When rights are protected, migration benefits all
Today, we have over 244 million international migrants globally – this is the highest number ever recorded. Immigration is benefitting migrants themselves, countries of origin, transit and destination countries. However, it’s important to note that the greatest benefit comes when migrants’ rights are protected properly.
Let’s agree upfront that there are obviously pros and cons for migration. Pressure on public services, rising unemployment, falling wages, difficulties in integration and brain drain are touted as negatives for migration. Still, I would argue that the benefits far outweigh the disadvantages across countries of origin and destinations. Economic growth, remittances, services to an aging population, skills gap replenishment, new innovation, cultural diversity, remittances and tourism are just some of the positives of migration.
Consider financial remittances for example. Even though sending costs (about 7 percent of amount sent) are still relatively high, remittances continue to grow. In 2015, financial remittances amounted to about US$601 billion globally. Developing countries benefitted the most. According to the International Organization for Migration, in Tajikistan, remittances constituted over 40 percent of GDP last year.
I, myself, send a little money on a monthly basis to my relatives back home for their upkeep. Added to other incomes, remittances have become a lifeline for Zimbabwe. So, growing remittances are emerging as my country’s Foreign Direct Investment alternative. Zimbabwe received a total of $830 million in remittances in the first half of 2016. This may even reach approximately $1.5 billion by the end of the year.
Whether in the United States, Brazil, Jamaica, Tunisia, Nigeria, Zimbabwe, Serbia, Bangladesh, the Philippines etc., we must celebrate International Migrants Day. We must give the respect migrants deserve but also think about their sacrifices and their tribulations in many parts of the world.
At UNDP, we celebrate this day through our work, as our support to local and national governments on migration and displacement is building resilient societies, helping migrants achieve their aspirations, as well as country of origin and destination.
Together with our partner, IOM and with generous funding from the Swiss Agency for Development Cooperation, we are working with governments of Bangladesh, Ecuador, Jamaica, Kyrgyzstan, Moldova, Morocco, Serbia and Tunisia to integrate migration into national development plans – for the benefit of migrants themselves, countries of origin and destination.

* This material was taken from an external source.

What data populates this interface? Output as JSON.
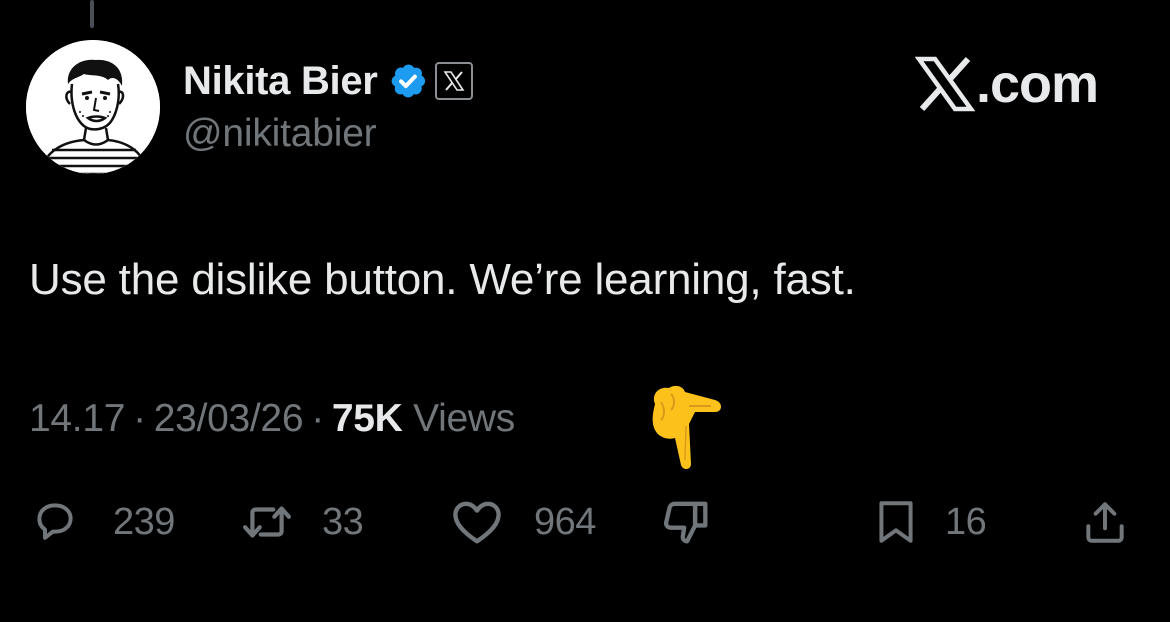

We celebrate International Migrants Day by observing UNDP’s work in Lebanon. UNDP’s Lebanon Host Communities Support Project is a comprehensive, coordinated and durable response to the impacts of the Syrian crisis in Lebanon. It is building capacities of municipalities, increasing stability, alleviating tensions and preventing conflict through the creation of job opportunities and improving basic service delivery. So far, over 1.1 million Lebanese and more than 332,000 Syrian refugees have benefitted from the project. The rehabilitation of community infrastructure addressed the needs of more than 680,000 host community members and almost 500,000 Syrians; and access to energy was improved for more than 20,000 Lebanese and 20,000 Syrians.
UNDP manages the United Nations Action for Cooperation Against Trafficking in Persons (UN-ACT), a regional anti-human trafficking project in the Greater Mekong Sub-region (Cambodia, China, Lao PDR, Myanmar, Thailand, and Viet Nam) and beyond. We celebrate International Migrants Day by working to counter human trafficking in all its forms. UN-ACT builds the capacities of government agencies, civil society actors and academic institutions, and facilitates a coordinated approach among relevant stakeholders, including UN agencies.
The international community should focus on fully protecting the rights of migrants wherever they are. Since time immemorial, humans have been on the move, discovering places, making new places their homes, some integrating and others staying in these places and returning to places of origin when that appropriate time comes.
Migration is in fact inevitable. Let’s not try to prevent it and force it underground and into the shadows. Instead we must work with migrants, countries of origin, transit and destination to ensure that benefits accrue to humanity as a whole. In the 2030 Agenda for Sustainable Development, we have an excellent framework that can help us achieve this aim.